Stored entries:
● ● ● ● ● ● ●
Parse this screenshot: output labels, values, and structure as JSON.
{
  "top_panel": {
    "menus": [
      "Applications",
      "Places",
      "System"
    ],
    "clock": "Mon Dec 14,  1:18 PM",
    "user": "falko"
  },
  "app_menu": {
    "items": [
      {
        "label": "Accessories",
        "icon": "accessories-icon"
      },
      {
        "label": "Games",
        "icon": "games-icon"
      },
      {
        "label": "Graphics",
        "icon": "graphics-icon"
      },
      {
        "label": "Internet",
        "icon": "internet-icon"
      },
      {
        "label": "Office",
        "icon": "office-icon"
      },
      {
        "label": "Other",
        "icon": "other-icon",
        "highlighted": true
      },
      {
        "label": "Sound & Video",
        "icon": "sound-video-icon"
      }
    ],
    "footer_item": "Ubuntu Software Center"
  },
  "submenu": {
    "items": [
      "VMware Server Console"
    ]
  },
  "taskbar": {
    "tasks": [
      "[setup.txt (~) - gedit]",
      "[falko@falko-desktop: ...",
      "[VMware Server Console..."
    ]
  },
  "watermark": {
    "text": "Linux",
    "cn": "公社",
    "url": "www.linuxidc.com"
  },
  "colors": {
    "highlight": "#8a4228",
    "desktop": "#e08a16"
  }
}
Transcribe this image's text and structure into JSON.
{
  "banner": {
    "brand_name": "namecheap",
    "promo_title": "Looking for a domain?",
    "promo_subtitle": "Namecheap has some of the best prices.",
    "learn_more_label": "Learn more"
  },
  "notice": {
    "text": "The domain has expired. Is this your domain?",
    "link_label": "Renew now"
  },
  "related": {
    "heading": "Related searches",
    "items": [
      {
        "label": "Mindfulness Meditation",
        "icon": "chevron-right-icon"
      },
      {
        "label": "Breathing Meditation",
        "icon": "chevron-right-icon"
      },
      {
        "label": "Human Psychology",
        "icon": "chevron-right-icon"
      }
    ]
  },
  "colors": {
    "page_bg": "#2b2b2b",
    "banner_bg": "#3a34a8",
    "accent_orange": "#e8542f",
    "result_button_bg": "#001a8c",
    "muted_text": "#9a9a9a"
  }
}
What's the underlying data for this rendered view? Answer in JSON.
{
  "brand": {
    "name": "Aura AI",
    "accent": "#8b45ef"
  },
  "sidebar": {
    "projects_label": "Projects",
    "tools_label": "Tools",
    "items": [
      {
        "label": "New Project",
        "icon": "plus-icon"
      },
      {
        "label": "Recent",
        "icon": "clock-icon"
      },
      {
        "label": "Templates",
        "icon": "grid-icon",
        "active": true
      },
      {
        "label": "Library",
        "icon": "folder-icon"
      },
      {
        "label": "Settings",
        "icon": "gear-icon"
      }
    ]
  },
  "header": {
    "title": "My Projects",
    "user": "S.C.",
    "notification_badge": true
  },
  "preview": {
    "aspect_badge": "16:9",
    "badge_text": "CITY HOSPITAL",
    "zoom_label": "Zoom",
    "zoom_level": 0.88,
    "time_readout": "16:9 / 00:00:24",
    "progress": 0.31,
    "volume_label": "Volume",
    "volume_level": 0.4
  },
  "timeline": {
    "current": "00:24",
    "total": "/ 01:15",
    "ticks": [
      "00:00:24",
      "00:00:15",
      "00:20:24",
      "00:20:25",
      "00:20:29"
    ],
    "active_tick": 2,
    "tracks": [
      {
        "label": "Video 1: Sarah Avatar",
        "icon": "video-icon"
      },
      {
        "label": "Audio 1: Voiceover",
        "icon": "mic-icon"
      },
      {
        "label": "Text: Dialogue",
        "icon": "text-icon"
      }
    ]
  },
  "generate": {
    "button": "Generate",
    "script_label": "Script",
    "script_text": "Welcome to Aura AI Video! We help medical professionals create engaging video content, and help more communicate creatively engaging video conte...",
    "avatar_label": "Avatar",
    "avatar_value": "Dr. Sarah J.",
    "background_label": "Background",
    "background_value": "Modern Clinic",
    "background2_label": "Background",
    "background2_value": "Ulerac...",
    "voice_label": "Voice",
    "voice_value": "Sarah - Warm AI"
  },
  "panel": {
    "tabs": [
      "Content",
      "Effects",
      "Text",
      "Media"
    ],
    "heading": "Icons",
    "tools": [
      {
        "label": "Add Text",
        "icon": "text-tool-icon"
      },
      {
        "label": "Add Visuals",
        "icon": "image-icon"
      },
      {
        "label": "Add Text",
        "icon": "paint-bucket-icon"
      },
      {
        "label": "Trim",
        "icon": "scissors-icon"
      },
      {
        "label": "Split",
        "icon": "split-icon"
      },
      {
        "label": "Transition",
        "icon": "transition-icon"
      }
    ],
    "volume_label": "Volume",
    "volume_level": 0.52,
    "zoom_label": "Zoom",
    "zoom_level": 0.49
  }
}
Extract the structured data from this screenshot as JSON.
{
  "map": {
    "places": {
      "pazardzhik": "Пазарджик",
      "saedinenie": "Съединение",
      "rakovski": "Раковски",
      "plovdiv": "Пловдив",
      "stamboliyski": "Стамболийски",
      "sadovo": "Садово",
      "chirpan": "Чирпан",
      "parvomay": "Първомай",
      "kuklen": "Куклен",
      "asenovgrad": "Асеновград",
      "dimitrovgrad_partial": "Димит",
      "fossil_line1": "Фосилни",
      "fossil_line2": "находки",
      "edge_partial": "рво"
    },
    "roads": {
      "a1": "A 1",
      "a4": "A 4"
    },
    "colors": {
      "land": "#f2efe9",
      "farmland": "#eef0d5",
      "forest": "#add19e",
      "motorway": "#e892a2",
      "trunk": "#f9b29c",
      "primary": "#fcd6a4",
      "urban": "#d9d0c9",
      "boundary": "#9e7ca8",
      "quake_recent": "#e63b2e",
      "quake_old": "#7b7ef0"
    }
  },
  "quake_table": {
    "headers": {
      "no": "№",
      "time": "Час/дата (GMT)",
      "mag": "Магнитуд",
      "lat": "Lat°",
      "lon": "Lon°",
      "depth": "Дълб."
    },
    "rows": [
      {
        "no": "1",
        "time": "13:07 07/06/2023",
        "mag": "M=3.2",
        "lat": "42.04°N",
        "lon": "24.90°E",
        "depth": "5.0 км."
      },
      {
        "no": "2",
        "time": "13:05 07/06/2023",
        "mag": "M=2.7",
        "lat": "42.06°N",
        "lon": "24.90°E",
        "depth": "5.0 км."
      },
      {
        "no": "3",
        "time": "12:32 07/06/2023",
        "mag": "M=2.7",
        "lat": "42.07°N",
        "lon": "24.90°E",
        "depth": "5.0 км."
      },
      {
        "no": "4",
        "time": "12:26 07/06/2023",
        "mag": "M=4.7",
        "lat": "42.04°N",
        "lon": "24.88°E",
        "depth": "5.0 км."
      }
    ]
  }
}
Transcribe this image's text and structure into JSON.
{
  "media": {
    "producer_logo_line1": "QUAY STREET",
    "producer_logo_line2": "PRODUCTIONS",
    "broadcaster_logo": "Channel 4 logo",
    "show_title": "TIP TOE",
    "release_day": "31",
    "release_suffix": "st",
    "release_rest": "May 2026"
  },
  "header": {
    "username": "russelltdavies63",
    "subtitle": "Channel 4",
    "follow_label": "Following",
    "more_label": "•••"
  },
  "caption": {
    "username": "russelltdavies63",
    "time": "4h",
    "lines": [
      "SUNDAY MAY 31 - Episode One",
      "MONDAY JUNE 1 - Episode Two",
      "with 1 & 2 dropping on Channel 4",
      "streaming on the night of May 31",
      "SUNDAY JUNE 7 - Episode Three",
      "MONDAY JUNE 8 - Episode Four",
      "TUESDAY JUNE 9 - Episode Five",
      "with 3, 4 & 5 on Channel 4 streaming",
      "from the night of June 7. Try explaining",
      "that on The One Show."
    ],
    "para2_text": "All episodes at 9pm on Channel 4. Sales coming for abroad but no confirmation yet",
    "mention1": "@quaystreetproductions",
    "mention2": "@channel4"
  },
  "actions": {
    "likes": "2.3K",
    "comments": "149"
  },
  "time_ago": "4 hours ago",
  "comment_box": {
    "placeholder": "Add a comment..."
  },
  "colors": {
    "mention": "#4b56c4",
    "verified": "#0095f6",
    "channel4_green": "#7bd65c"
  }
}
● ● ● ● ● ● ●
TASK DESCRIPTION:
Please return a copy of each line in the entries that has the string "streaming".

REPLY:
      "streaming on the night of May 31",
      "with 3, 4 & 5 on Channel 4 streaming",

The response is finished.